(Data excerpts)
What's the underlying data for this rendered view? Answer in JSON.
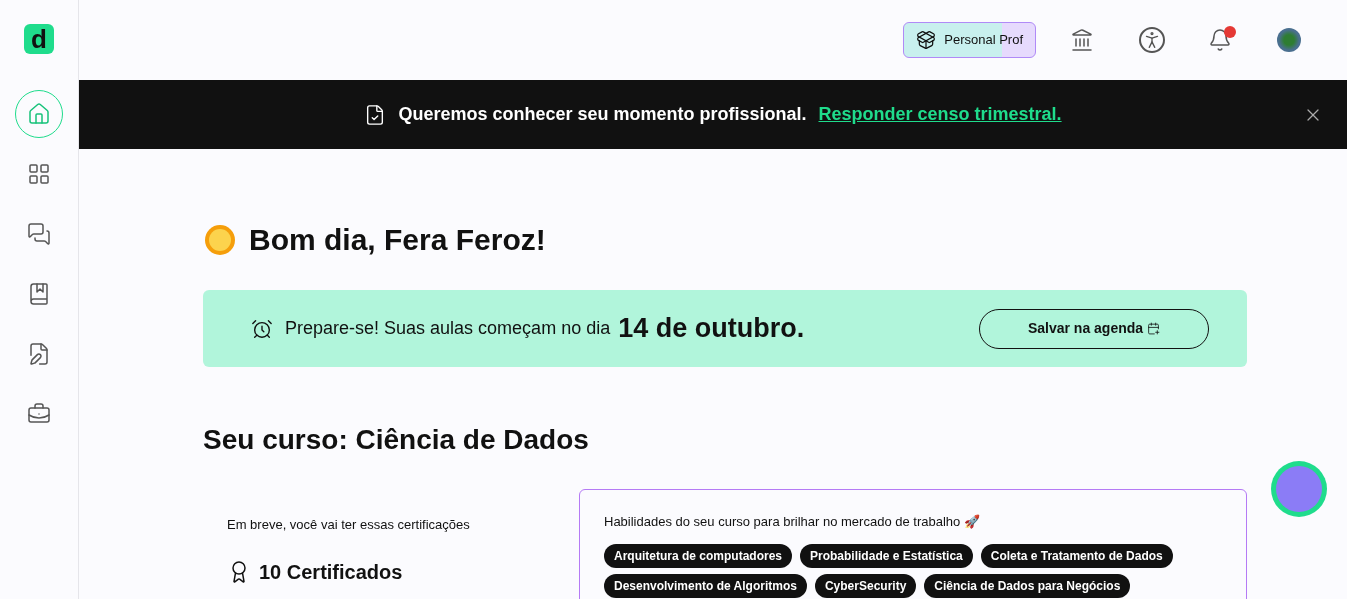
{
  "sidebar": {
    "logo": "d",
    "items": [
      {
        "kind": "home",
        "selected": true
      },
      {
        "kind": "grid",
        "selected": false
      },
      {
        "kind": "chat",
        "selected": false
      },
      {
        "kind": "book",
        "selected": false
      },
      {
        "kind": "notes",
        "selected": false
      },
      {
        "kind": "briefcase",
        "selected": false
      }
    ]
  },
  "header": {
    "badge": "Personal Prof",
    "notification_dot": true
  },
  "banner": {
    "text": "Queremos conhecer seu momento profissional.",
    "link": "Responder censo trimestral."
  },
  "greeting": "Bom dia, Fera Feroz!",
  "notice": {
    "text": "Prepare-se! Suas aulas começam no dia",
    "date": "14 de outubro.",
    "button": "Salvar na agenda"
  },
  "course_title": "Seu curso: Ciência de Dados",
  "certifications": {
    "intro": "Em breve, você vai ter essas certificações",
    "count": "10 Certificados"
  },
  "skills": {
    "title": "Habilidades do seu curso para brilhar no mercado de trabalho 🚀",
    "tags": [
      "Arquitetura de computadores",
      "Probabilidade e Estatística",
      "Coleta e Tratamento de Dados",
      "Desenvolvimento de Algoritmos",
      "CyberSecurity",
      "Ciência de Dados para Negócios"
    ]
  }
}
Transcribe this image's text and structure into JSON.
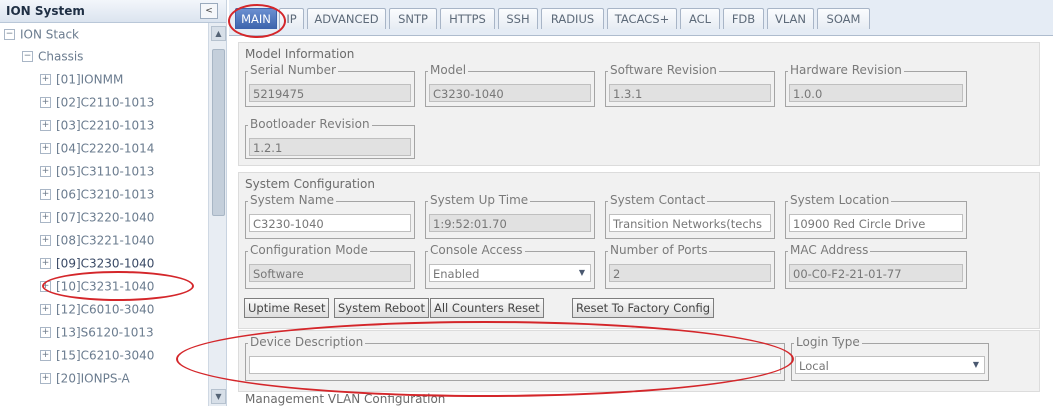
{
  "tree": {
    "title": "ION System",
    "collapse_icon": "<",
    "items": [
      {
        "toggle": "−",
        "label": "ION Stack"
      },
      {
        "toggle": "−",
        "label": "Chassis"
      },
      {
        "toggle": "+",
        "label": "[01]IONMM"
      },
      {
        "toggle": "+",
        "label": "[02]C2110-1013"
      },
      {
        "toggle": "+",
        "label": "[03]C2210-1013"
      },
      {
        "toggle": "+",
        "label": "[04]C2220-1014"
      },
      {
        "toggle": "+",
        "label": "[05]C3110-1013"
      },
      {
        "toggle": "+",
        "label": "[06]C3210-1013"
      },
      {
        "toggle": "+",
        "label": "[07]C3220-1040"
      },
      {
        "toggle": "+",
        "label": "[08]C3221-1040"
      },
      {
        "toggle": "+",
        "label": "[09]C3230-1040"
      },
      {
        "toggle": "+",
        "label": "[10]C3231-1040"
      },
      {
        "toggle": "+",
        "label": "[12]C6010-3040"
      },
      {
        "toggle": "+",
        "label": "[13]S6120-1013"
      },
      {
        "toggle": "+",
        "label": "[15]C6210-3040"
      },
      {
        "toggle": "+",
        "label": "[20]IONPS-A"
      }
    ]
  },
  "tabs": [
    "MAIN",
    "IP",
    "ADVANCED",
    "SNTP",
    "HTTPS",
    "SSH",
    "RADIUS",
    "TACACS+",
    "ACL",
    "FDB",
    "VLAN",
    "SOAM"
  ],
  "active_tab": "MAIN",
  "model_info": {
    "title": "Model Information",
    "serial_label": "Serial Number",
    "serial_value": "5219475",
    "model_label": "Model",
    "model_value": "C3230-1040",
    "sw_label": "Software Revision",
    "sw_value": "1.3.1",
    "hw_label": "Hardware Revision",
    "hw_value": "1.0.0",
    "boot_label": "Bootloader Revision",
    "boot_value": "1.2.1"
  },
  "system_config": {
    "title": "System Configuration",
    "name_label": "System Name",
    "name_value": "C3230-1040",
    "uptime_label": "System Up Time",
    "uptime_value": "1:9:52:01.70",
    "contact_label": "System Contact",
    "contact_value": "Transition Networks(techs",
    "location_label": "System Location",
    "location_value": "10900 Red Circle Drive",
    "config_mode_label": "Configuration Mode",
    "config_mode_value": "Software",
    "console_label": "Console Access",
    "console_value": "Enabled",
    "ports_label": "Number of Ports",
    "ports_value": "2",
    "mac_label": "MAC Address",
    "mac_value": "00-C0-F2-21-01-77",
    "buttons": {
      "uptime_reset": "Uptime Reset",
      "system_reboot": "System Reboot",
      "counters_reset": "All Counters Reset",
      "factory_reset": "Reset To Factory Config"
    }
  },
  "device_description": {
    "label": "Device Description",
    "value": ""
  },
  "login": {
    "label": "Login Type",
    "value": "Local"
  },
  "mgmt_vlan": {
    "title": "Management VLAN Configuration"
  },
  "icons": {
    "dropdown": "▼",
    "scroll_up": "▲",
    "scroll_down": "▼"
  },
  "colors": {
    "accent": "#3c63ac",
    "annotation": "#d4262a"
  }
}
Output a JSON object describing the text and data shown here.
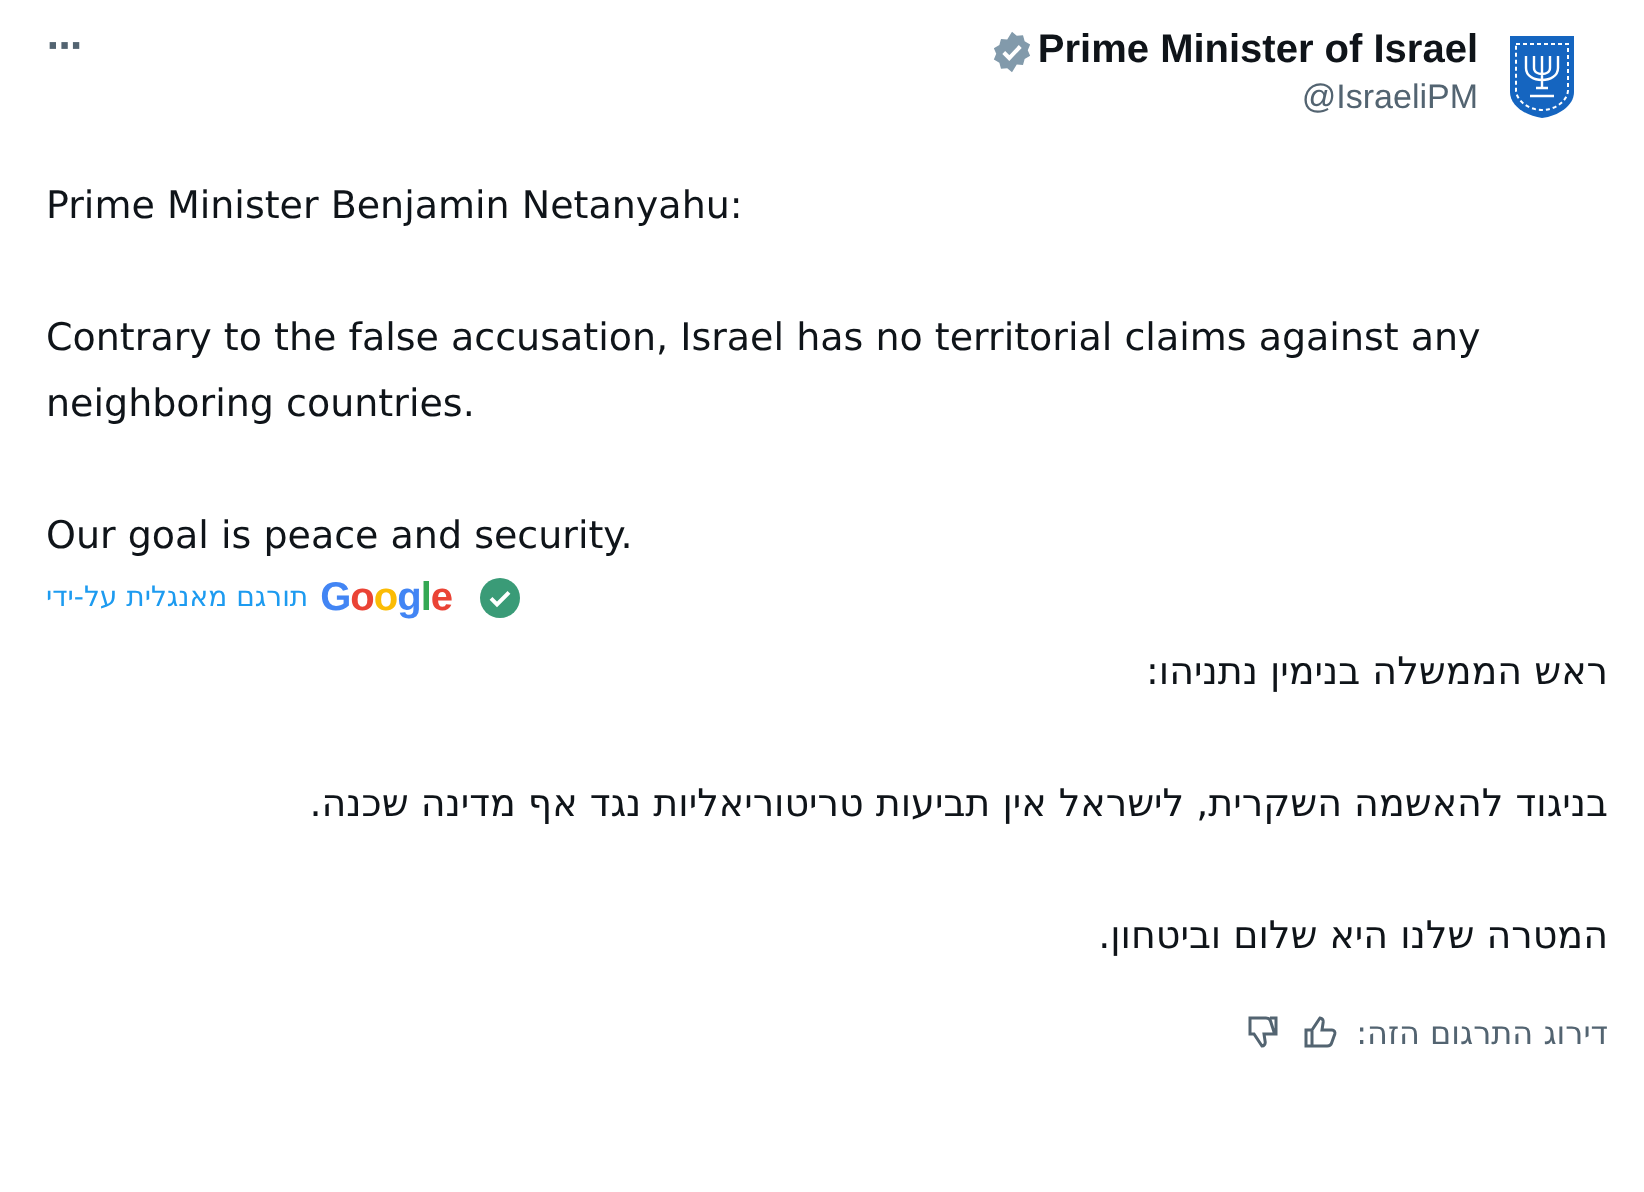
{
  "tweet": {
    "more": "···",
    "author": {
      "name": "Prime Minister of Israel",
      "handle": "@IsraeliPM",
      "verified": true
    },
    "paragraphs": [
      "Prime Minister Benjamin Netanyahu:",
      "Contrary to the false accusation, Israel has no territorial claims against any neighboring countries.",
      "Our goal is peace and security."
    ],
    "translation": {
      "label": "תורגם מאנגלית על-ידי",
      "provider": "Google",
      "paragraphs": [
        "ראש הממשלה בנימין נתניהו:",
        "בניגוד להאשמה השקרית, לישראל אין תביעות טריטוריאליות נגד אף מדינה שכנה.",
        "המטרה שלנו היא שלום וביטחון."
      ],
      "rate_label": "דירוג התרגום הזה:"
    }
  }
}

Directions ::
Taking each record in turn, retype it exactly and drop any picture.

Task output ::
What's the underlying data for this rendered view? Answer in JSON.
{
  "sidebar": {
    "logo": "d",
    "items": [
      {
        "kind": "home",
        "selected": true
      },
      {
        "kind": "grid",
        "selected": false
      },
      {
        "kind": "chat",
        "selected": false
      },
      {
        "kind": "book",
        "selected": false
      },
      {
        "kind": "notes",
        "selected": false
      },
      {
        "kind": "briefcase",
        "selected": false
      }
    ]
  },
  "header": {
    "badge": "Personal Prof",
    "notification_dot": true
  },
  "banner": {
    "text": "Queremos conhecer seu momento profissional.",
    "link": "Responder censo trimestral."
  },
  "greeting": "Bom dia, Fera Feroz!",
  "notice": {
    "text": "Prepare-se! Suas aulas começam no dia",
    "date": "14 de outubro.",
    "button": "Salvar na agenda"
  },
  "course_title": "Seu curso: Ciência de Dados",
  "certifications": {
    "intro": "Em breve, você vai ter essas certificações",
    "count": "10 Certificados"
  },
  "skills": {
    "title": "Habilidades do seu curso para brilhar no mercado de trabalho 🚀",
    "tags": [
      "Arquitetura de computadores",
      "Probabilidade e Estatística",
      "Coleta e Tratamento de Dados",
      "Desenvolvimento de Algoritmos",
      "CyberSecurity",
      "Ciência de Dados para Negócios"
    ]
  }
}
Transcribe this image's text and structure into JSON.
{
  "tree": {
    "title": "ION System",
    "collapse_icon": "<",
    "items": [
      {
        "toggle": "−",
        "label": "ION Stack"
      },
      {
        "toggle": "−",
        "label": "Chassis"
      },
      {
        "toggle": "+",
        "label": "[01]IONMM"
      },
      {
        "toggle": "+",
        "label": "[02]C2110-1013"
      },
      {
        "toggle": "+",
        "label": "[03]C2210-1013"
      },
      {
        "toggle": "+",
        "label": "[04]C2220-1014"
      },
      {
        "toggle": "+",
        "label": "[05]C3110-1013"
      },
      {
        "toggle": "+",
        "label": "[06]C3210-1013"
      },
      {
        "toggle": "+",
        "label": "[07]C3220-1040"
      },
      {
        "toggle": "+",
        "label": "[08]C3221-1040"
      },
      {
        "toggle": "+",
        "label": "[09]C3230-1040"
      },
      {
        "toggle": "+",
        "label": "[10]C3231-1040"
      },
      {
        "toggle": "+",
        "label": "[12]C6010-3040"
      },
      {
        "toggle": "+",
        "label": "[13]S6120-1013"
      },
      {
        "toggle": "+",
        "label": "[15]C6210-3040"
      },
      {
        "toggle": "+",
        "label": "[20]IONPS-A"
      }
    ]
  },
  "tabs": [
    "MAIN",
    "IP",
    "ADVANCED",
    "SNTP",
    "HTTPS",
    "SSH",
    "RADIUS",
    "TACACS+",
    "ACL",
    "FDB",
    "VLAN",
    "SOAM"
  ],
  "active_tab": "MAIN",
  "model_info": {
    "title": "Model Information",
    "serial_label": "Serial Number",
    "serial_value": "5219475",
    "model_label": "Model",
    "model_value": "C3230-1040",
    "sw_label": "Software Revision",
    "sw_value": "1.3.1",
    "hw_label": "Hardware Revision",
    "hw_value": "1.0.0",
    "boot_label": "Bootloader Revision",
    "boot_value": "1.2.1"
  },
  "system_config": {
    "title": "System Configuration",
    "name_label": "System Name",
    "name_value": "C3230-1040",
    "uptime_label": "System Up Time",
    "uptime_value": "1:9:52:01.70",
    "contact_label": "System Contact",
    "contact_value": "Transition Networks(techs",
    "location_label": "System Location",
    "location_value": "10900 Red Circle Drive",
    "config_mode_label": "Configuration Mode",
    "config_mode_value": "Software",
    "console_label": "Console Access",
    "console_value": "Enabled",
    "ports_label": "Number of Ports",
    "ports_value": "2",
    "mac_label": "MAC Address",
    "mac_value": "00-C0-F2-21-01-77",
    "buttons": {
      "uptime_reset": "Uptime Reset",
      "system_reboot": "System Reboot",
      "counters_reset": "All Counters Reset",
      "factory_reset": "Reset To Factory Config"
    }
  },
  "device_description": {
    "label": "Device Description",
    "value": ""
  },
  "login": {
    "label": "Login Type",
    "value": "Local"
  },
  "mgmt_vlan": {
    "title": "Management VLAN Configuration"
  },
  "icons": {
    "dropdown": "▼",
    "scroll_up": "▲",
    "scroll_down": "▼"
  },
  "colors": {
    "accent": "#3c63ac",
    "annotation": "#d4262a"
  }
}
Output a JSON object describing the text and data shown here.
{
  "tweet": {
    "more": "···",
    "author": {
      "name": "Prime Minister of Israel",
      "handle": "@IsraeliPM",
      "verified": true
    },
    "paragraphs": [
      "Prime Minister Benjamin Netanyahu:",
      "Contrary to the false accusation, Israel has no territorial claims against any neighboring countries.",
      "Our goal is peace and security."
    ],
    "translation": {
      "label": "תורגם מאנגלית על-ידי",
      "provider": "Google",
      "paragraphs": [
        "ראש הממשלה בנימין נתניהו:",
        "בניגוד להאשמה השקרית, לישראל אין תביעות טריטוריאליות נגד אף מדינה שכנה.",
        "המטרה שלנו היא שלום וביטחון."
      ],
      "rate_label": "דירוג התרגום הזה:"
    }
  }
}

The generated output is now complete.